According to the headline topping the report of a new poll, the vast majority of Americans believe U.S. Students Need 21st Century Skills to Compete in a Global Economy
A new, nationwide poll of registered voters reveals that Americans are deeply concerned that the United States is not preparing young people with the skills they need to compete in the global economy.
An overwhelming 80 percent of voters say that the kind of skills students need to learn to be prepared for the jobs of the 21st century is different from what they needed 20 years ago. Yet a majority of Americans say that schools need to do a better job of keeping up with changing educational needs.
The results might be more encouraging if it wasn’t for the fact that the survey was paid for by the Partnership for 21st Century Skills.
And that the large companies behind the organization – Microsoft, Pearson, Blackboard, AT&T, Apple, Dell, etc. – have a huge interest in selling into the concepts being promoted by the Partnership.
Certainly, it’s hard to argue with the need for students to learn “critical thinking and problem-solving skills, computer and technology skills, and communication and self-direction skills”.
Who wouldn’t want to see a child learn all that?

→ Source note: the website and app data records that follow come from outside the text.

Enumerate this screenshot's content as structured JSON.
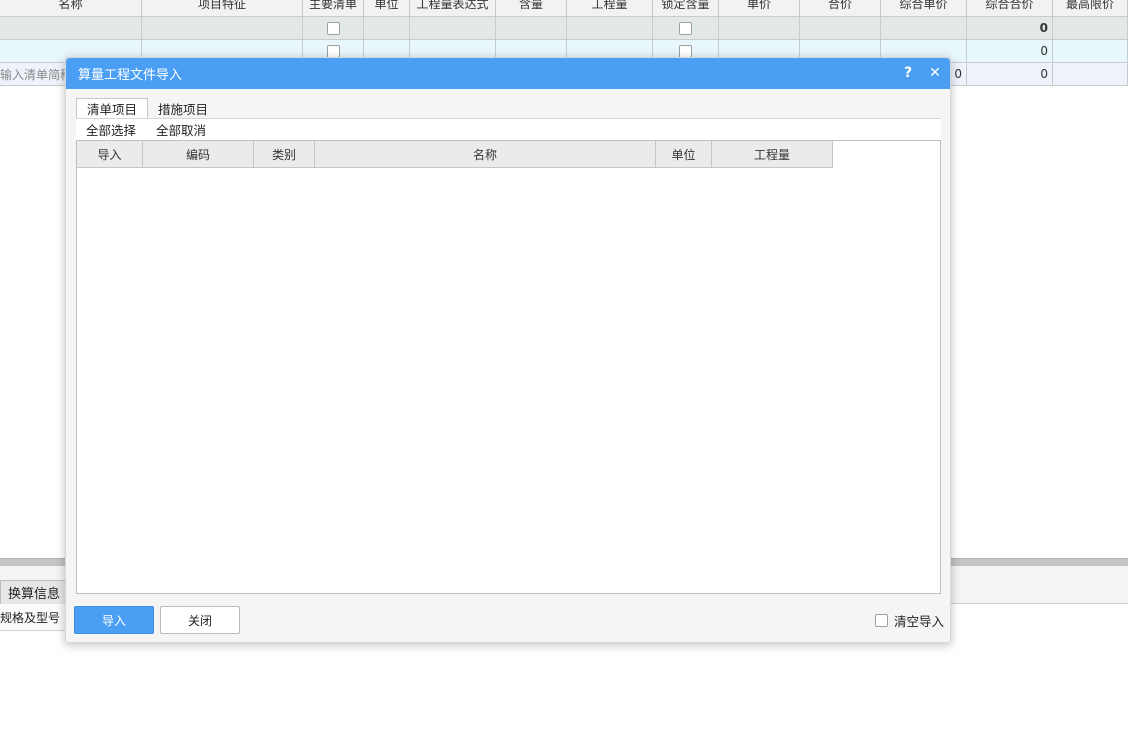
{
  "grid": {
    "headers": [
      "名称",
      "项目特征",
      "主要清单",
      "单位",
      "工程量表达式",
      "含量",
      "工程量",
      "锁定含量",
      "单价",
      "合价",
      "综合单价",
      "综合合价",
      "最高限价"
    ],
    "row1": {
      "total": "0"
    },
    "row2": {
      "total": "0"
    },
    "row3": {
      "name_placeholder": "输入清单简称",
      "unit_price": "0",
      "total": "0"
    }
  },
  "lower_panel": {
    "tab_label": "换算信息",
    "column_label": "规格及型号"
  },
  "dialog": {
    "title": "算量工程文件导入",
    "help_label": "?",
    "close_label": "✕",
    "tabs": [
      "清单项目",
      "措施项目"
    ],
    "toolbar": {
      "select_all": "全部选择",
      "deselect_all": "全部取消"
    },
    "table_headers": [
      "导入",
      "编码",
      "类别",
      "名称",
      "单位",
      "工程量"
    ],
    "import_button": "导入",
    "close_button": "关闭",
    "clear_import_label": "清空导入",
    "clear_import_checked": false
  },
  "colors": {
    "title_bar": "#4a9ff5",
    "primary_button": "#4a9ff5"
  }
}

But exactly what does all that nice phrasing mean?
I doubt most of the respondents in the survey would agree on the terms, much less have any idea of just how radically the American educational system would have to change to help students actually learn those skills.
Unfortunately, the general public still wants to see numbers produced by NCLB-style standardized tests (and that fit easily into a 200 word report on the evening news) as “proof” that kids are learning.
However, very few of these “21st century skills” can be measured using multiple choice questions, something which this Partnership ignores with their support of the renewal of NCLB, although with some alterations.
As a side rant, can we also dump the meaningless phrase “21st century skills”? The attributes outlined by this and other organizations (with the possible exception of computer skills) would be appropriate for a successful adult of any century.